The High Court has upheld the casual nature of the employment of a labour hire worker by looking to the terms of the contracts of employment.
Robert Rossato was employed by WorkPac, a labour-hire company pursuant to a series of six contracts, or “assignments” between 28 July 2014 and 9 April 2018, when he retired. During that time, WorkPac provided his services to Glencore at one or other of the Collinsville and Newlands mines. Each contract was entitled “Notice of Offer of Casual Employment – Flat Rate” except for the third contract, which was entitled “Notice of Offer of Casual Employment”. At all relevant times, WorkPac treated Mr Rossato as a casual employee.

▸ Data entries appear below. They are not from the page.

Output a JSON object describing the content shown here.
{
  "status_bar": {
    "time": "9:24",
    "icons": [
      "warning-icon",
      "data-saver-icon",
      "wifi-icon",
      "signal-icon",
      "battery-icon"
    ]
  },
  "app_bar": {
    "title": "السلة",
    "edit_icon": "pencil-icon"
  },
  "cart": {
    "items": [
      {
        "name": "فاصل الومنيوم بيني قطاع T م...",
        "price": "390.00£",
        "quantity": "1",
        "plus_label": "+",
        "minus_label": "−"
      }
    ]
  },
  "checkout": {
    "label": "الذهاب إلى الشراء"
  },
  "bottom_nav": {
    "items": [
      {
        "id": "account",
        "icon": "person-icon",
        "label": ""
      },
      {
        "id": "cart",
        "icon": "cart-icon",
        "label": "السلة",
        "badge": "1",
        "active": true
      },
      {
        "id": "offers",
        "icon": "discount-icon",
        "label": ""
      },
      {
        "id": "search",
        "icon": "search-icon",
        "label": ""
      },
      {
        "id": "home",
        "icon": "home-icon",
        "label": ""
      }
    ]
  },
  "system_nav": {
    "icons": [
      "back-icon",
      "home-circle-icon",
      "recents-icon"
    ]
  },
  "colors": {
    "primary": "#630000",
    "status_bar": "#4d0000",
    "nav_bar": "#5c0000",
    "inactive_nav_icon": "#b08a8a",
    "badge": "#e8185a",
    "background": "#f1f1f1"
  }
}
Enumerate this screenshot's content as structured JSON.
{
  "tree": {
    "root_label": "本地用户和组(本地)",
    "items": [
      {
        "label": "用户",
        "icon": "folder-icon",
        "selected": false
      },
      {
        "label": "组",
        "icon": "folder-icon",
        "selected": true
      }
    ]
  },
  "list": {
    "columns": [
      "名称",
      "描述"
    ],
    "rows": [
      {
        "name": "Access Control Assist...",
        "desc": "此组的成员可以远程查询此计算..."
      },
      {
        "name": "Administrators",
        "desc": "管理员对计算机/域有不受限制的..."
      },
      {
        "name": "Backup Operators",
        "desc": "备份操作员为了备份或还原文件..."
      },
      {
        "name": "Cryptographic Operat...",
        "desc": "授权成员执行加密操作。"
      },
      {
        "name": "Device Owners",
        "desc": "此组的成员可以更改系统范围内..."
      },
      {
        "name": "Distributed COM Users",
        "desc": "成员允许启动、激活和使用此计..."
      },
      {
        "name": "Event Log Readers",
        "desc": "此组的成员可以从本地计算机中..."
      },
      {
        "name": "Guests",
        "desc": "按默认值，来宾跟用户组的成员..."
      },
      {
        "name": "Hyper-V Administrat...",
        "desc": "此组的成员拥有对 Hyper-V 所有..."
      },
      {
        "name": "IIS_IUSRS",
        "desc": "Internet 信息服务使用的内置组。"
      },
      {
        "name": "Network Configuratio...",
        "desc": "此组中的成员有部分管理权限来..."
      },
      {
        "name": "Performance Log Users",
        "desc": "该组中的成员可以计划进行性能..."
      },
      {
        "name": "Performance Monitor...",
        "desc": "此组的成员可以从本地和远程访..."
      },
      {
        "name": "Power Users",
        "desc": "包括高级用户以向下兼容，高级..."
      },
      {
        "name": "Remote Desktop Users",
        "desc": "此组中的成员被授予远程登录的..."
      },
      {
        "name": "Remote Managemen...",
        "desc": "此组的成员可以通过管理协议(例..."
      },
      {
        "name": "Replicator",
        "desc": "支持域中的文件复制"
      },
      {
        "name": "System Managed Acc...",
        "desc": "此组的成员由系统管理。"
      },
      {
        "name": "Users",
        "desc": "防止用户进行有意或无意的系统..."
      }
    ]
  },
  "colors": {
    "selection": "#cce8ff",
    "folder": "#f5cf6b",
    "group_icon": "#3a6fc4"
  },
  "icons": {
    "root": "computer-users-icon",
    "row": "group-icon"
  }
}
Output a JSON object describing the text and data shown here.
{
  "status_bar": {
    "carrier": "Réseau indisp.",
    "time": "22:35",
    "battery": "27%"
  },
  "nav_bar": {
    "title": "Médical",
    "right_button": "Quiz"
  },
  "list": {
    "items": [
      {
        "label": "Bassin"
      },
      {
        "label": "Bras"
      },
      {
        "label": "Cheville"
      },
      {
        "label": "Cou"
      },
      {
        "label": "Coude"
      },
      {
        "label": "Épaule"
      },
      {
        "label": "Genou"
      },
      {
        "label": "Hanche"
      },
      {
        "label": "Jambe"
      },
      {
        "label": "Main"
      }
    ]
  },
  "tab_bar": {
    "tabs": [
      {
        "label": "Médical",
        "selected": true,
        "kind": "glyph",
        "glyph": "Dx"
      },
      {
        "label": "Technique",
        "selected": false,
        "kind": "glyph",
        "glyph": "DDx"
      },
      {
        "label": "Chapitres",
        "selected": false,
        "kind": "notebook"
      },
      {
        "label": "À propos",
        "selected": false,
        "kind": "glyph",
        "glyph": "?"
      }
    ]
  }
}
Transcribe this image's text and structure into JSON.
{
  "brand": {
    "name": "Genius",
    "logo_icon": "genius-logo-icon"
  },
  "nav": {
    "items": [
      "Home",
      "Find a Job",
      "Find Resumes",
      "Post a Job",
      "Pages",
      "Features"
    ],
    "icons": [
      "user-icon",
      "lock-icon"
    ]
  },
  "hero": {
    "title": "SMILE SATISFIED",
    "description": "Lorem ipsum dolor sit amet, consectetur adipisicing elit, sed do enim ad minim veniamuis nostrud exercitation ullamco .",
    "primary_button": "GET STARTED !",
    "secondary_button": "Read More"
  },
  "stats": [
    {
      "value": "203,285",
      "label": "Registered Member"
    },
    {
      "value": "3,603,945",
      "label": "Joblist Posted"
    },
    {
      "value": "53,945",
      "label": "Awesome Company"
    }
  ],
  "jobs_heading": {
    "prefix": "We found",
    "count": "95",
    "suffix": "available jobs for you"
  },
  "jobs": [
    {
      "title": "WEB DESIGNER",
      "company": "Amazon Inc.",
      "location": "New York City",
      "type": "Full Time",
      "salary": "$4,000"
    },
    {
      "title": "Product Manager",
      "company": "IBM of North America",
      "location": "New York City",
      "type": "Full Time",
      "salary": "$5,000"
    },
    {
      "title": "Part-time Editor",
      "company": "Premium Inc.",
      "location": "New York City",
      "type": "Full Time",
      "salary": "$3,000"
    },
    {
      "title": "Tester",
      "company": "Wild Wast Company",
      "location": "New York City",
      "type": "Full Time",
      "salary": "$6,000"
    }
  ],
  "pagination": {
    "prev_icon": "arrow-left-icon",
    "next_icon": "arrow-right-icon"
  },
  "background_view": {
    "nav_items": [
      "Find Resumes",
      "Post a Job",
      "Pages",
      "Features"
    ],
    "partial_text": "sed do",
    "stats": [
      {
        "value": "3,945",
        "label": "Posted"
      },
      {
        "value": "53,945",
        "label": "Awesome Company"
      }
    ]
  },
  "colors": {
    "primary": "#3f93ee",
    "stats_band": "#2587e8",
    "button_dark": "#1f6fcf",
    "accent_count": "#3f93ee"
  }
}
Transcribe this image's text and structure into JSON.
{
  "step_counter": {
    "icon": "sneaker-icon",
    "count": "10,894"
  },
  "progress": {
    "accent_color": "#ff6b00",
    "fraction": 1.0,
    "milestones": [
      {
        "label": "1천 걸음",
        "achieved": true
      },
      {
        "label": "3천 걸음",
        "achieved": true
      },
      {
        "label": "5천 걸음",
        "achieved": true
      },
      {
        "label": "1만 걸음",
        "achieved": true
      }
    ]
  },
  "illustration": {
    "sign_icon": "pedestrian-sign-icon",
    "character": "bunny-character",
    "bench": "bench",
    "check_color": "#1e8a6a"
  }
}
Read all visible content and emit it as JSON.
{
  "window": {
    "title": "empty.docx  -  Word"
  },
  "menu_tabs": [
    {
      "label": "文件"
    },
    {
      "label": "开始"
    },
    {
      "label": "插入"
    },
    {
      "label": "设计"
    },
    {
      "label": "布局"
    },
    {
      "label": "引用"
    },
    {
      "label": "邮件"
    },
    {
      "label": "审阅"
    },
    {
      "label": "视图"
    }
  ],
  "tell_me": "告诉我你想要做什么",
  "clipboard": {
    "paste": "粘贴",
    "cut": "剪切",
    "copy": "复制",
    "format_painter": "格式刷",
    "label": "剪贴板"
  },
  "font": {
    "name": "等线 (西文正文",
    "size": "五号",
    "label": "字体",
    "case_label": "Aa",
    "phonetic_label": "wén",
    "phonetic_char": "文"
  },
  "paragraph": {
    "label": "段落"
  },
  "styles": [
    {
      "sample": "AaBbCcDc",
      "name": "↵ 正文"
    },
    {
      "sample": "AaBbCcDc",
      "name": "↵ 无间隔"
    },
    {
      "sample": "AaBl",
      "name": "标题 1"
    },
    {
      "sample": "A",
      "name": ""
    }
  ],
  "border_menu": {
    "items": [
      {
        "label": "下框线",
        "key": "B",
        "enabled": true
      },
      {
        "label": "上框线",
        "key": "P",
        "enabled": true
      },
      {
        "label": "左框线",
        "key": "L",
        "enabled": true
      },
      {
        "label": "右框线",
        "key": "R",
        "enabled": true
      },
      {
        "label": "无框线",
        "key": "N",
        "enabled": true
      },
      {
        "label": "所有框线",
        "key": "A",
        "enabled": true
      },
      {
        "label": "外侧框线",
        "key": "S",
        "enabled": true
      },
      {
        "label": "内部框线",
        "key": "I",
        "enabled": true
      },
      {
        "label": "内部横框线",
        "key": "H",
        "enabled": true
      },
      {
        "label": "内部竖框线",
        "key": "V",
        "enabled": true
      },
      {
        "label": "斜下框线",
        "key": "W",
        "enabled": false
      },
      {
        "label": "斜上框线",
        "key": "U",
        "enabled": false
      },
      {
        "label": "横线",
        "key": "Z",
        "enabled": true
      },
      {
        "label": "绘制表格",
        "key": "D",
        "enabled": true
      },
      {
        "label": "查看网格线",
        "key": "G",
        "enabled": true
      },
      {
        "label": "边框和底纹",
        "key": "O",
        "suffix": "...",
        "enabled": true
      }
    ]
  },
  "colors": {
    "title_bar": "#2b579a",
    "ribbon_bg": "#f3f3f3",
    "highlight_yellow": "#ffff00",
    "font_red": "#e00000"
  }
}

On 2 October 2018, in reliance on the decision in WorkPac Pty Ltd v Skene  FCAFC 131, Mr Rossato wrote to WorkPac claiming that he had not worked for it as a casual employee, and claiming that he was entitled to be paid for untaken annual leave, public holidays, and periods of personal leave and compassionate leave taken by him during his employment. These entitlements were said to be due under the Act and the WorkPac Pty Ltd Mining (Coal) Industry Enterprise Agreement 2012 (“the Enterprise Agreement”), which governed Mr Rossato’s employment.
WorkPac denied Mr Rossato’s claims, and promptly filed an originating application in the Federal Court of Australia seeking declarations that throughout his employment Mr Rossato had been a casual employee for the purposes of the Fair Work Act and the Enterprise Agreement.